The Los Angeles Times notes the love affair between Barack Obama and taxes continues unabated. In an interview with CNBC in New York last night, Obama promised to eliminate the Bush tax cuts and hike taxes on those making as little as $75,000 per year. When challenged about raising taxes during an economic slowdown, he almost immediately backpedaled:

Illinois Sen. Barack Obama went after the “We’re not paying enough taxes to the government” vote today during a television interview in New York.

First, he said the Bush tax cuts ought to die. He likes that top marginal rate of 39%. Although the non-partisan National Journal recently declared him the most liberal of the 100 senators, Obama denied being a “wild-eyed liberal,” which wasn’t what the Journal called him, but it sounds good on TV where everything moves by so quickly.

Maria Bartiromo on CNBC’s “Closing Bell” asked, “Who should pay more and who should pay less?” Predictably, the politician chose to talk about who would benefit from his higher tax plan, not who would get socked the hardest. But from his answers it sounds like the “wealthy” in his mind are those making more than $75,000.

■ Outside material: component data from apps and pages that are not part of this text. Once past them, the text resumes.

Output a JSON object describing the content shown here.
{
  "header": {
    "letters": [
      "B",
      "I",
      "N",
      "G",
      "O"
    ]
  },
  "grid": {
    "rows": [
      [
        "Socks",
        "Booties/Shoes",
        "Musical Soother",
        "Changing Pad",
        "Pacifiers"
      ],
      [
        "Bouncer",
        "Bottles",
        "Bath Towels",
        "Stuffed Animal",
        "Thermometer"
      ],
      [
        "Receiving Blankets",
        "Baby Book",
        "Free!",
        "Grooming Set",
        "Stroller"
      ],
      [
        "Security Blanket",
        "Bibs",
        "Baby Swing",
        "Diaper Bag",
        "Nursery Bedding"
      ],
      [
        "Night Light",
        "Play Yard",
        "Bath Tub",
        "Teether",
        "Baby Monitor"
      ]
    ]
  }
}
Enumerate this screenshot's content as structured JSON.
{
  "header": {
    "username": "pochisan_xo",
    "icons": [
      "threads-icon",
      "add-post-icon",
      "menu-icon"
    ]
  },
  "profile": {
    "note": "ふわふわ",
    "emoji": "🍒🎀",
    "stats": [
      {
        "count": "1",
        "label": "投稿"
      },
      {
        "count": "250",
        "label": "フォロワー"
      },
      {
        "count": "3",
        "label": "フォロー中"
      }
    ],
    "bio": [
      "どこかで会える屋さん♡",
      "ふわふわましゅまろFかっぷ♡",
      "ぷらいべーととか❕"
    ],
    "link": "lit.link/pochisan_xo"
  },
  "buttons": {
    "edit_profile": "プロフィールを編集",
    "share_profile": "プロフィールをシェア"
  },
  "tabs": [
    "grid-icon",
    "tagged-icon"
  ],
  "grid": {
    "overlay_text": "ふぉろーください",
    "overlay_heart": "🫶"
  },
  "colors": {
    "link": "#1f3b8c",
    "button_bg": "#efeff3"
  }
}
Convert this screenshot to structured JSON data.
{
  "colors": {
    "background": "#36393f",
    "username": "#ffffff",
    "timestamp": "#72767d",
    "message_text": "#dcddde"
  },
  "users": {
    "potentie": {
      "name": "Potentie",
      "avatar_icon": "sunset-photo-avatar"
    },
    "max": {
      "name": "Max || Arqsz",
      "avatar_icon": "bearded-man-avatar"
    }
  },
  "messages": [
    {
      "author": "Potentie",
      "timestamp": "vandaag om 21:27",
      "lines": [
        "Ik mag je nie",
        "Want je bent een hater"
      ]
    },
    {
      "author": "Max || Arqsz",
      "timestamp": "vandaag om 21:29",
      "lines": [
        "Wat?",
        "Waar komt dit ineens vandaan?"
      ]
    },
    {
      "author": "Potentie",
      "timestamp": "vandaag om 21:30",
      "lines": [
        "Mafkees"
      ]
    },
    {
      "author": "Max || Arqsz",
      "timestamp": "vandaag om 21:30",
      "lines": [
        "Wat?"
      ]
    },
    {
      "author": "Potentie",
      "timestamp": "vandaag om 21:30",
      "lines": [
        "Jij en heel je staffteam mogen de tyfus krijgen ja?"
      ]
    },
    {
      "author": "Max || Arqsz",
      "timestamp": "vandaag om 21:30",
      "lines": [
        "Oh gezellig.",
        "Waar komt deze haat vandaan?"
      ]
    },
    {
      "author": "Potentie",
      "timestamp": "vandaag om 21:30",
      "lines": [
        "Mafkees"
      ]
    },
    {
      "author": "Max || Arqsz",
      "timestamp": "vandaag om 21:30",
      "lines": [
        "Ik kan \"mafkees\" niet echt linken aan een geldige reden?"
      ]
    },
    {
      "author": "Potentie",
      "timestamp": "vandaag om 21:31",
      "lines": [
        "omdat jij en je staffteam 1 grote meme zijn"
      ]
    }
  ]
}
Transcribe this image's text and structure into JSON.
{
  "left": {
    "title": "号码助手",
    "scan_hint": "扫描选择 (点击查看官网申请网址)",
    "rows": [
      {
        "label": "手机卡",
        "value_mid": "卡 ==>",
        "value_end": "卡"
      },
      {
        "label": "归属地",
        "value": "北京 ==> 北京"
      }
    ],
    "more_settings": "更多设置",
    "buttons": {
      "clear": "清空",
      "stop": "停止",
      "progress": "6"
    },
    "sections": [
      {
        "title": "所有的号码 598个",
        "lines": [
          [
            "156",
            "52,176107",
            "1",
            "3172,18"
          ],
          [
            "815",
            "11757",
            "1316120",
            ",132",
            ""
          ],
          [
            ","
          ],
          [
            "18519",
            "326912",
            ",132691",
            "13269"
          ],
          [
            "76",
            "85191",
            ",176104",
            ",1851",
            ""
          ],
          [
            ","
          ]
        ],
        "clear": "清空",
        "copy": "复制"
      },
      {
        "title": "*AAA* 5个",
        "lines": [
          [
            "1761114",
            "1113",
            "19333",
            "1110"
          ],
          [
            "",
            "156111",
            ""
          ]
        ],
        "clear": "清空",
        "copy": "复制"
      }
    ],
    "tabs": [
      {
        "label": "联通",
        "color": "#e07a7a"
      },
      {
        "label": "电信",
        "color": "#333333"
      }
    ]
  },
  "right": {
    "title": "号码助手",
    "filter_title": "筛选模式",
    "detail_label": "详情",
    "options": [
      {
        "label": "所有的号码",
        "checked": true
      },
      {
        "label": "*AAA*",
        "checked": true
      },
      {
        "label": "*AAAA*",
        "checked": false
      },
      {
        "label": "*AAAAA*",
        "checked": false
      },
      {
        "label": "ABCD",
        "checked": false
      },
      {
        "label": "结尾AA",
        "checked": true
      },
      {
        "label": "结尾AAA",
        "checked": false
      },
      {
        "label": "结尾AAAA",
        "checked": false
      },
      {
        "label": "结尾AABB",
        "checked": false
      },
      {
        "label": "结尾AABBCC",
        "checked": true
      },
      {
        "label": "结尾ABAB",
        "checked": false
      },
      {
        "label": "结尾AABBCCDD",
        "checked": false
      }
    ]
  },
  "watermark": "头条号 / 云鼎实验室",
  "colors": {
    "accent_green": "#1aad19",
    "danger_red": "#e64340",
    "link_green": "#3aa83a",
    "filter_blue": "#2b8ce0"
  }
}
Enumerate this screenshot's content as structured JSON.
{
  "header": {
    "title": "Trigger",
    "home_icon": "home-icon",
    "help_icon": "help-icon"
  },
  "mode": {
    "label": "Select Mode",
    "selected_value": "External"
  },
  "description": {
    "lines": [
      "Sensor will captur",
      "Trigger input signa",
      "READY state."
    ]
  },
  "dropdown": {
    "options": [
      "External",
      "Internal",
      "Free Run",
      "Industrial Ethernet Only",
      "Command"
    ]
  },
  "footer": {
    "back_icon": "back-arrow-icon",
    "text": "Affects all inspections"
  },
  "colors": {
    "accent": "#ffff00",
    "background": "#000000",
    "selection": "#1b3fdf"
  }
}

“I would not increase taxes for middle class Americans and in fact I want to…. provide a tax cut for people who are making $75,000 a year or less,” he said. “For those folks, I want an offset on the payroll tax that would be worth as much as $1,000 for a family.

 

Bartiromo asked him why he thinks raising taxes in a slowing economy would be a good thing. After all, the Democrats plan to argue economics as the biggest issue this fall, blaming the Bush administration policies for a housing crisis that has investors already pulling back to safety positions. Hiking taxes in that environment would shrink investment capital even further, creating more momentum for recession. What was Obama’s response?

“Well, look,” said Obama, “there’s no doubt that anything I do is going to be premised on what the economic situation is when I take office.”

Well, no doubt, but that doesn’t address the disconnect between Democratic rhetoric on the economy and Obama’s plan to raise taxes. They predict that the current economic policies will lead to recession. In fact, Paul Begala giggled when he called John McCain a cross between George Bush and Herbert Hoover on CNN Wednesday evening, just before my own appearance on Election Center. If that’s the case, shouldn’t Obama offer plans to deal with the recession he and his party insists will come, rather than offer the equivalent of Smoot-Hawley plans that will exacerbate it?

Obama wants it both ways. He wants the Left to believe that he will start pulling more money out of the economy for a big slate of government programs, while he wants the middle class to believe that all of these programs won’t cost them anything — and meanwhile, his options remain “open”. It sounds more like “I’m making this up as I go along.”